All the lines below need to be output exactly, apart from any images.

Source material
· · · · · · ·

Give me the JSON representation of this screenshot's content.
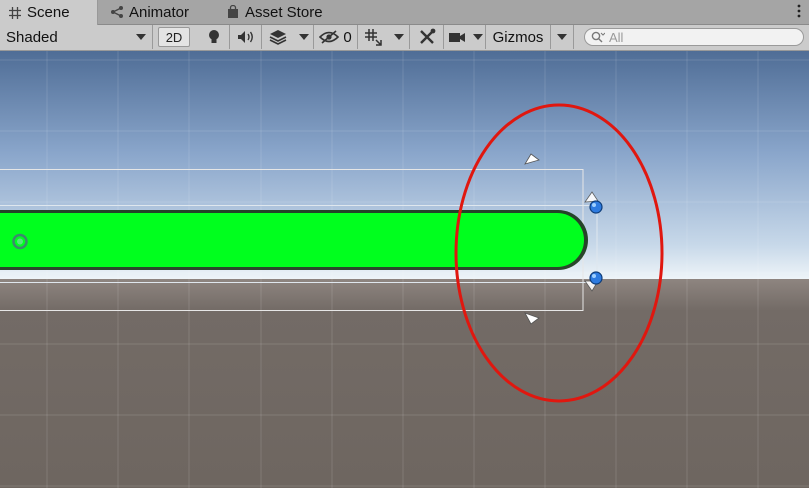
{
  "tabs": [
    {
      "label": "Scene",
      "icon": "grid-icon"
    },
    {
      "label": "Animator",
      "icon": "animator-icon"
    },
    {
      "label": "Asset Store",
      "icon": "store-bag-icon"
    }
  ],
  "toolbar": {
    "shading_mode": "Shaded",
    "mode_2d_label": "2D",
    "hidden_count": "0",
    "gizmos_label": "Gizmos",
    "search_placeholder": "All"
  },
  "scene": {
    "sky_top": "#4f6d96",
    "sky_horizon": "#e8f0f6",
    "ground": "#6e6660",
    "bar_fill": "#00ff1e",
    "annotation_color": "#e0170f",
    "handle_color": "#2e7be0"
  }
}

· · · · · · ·

Task output
Give me the JSON representation of this screenshot's content.
{
  "tabs": [
    {
      "label": "Scene",
      "icon": "grid-icon"
    },
    {
      "label": "Animator",
      "icon": "animator-icon"
    },
    {
      "label": "Asset Store",
      "icon": "store-bag-icon"
    }
  ],
  "toolbar": {
    "shading_mode": "Shaded",
    "mode_2d_label": "2D",
    "hidden_count": "0",
    "gizmos_label": "Gizmos",
    "search_placeholder": "All"
  },
  "scene": {
    "sky_top": "#4f6d96",
    "sky_horizon": "#e8f0f6",
    "ground": "#6e6660",
    "bar_fill": "#00ff1e",
    "annotation_color": "#e0170f",
    "handle_color": "#2e7be0"
  }
}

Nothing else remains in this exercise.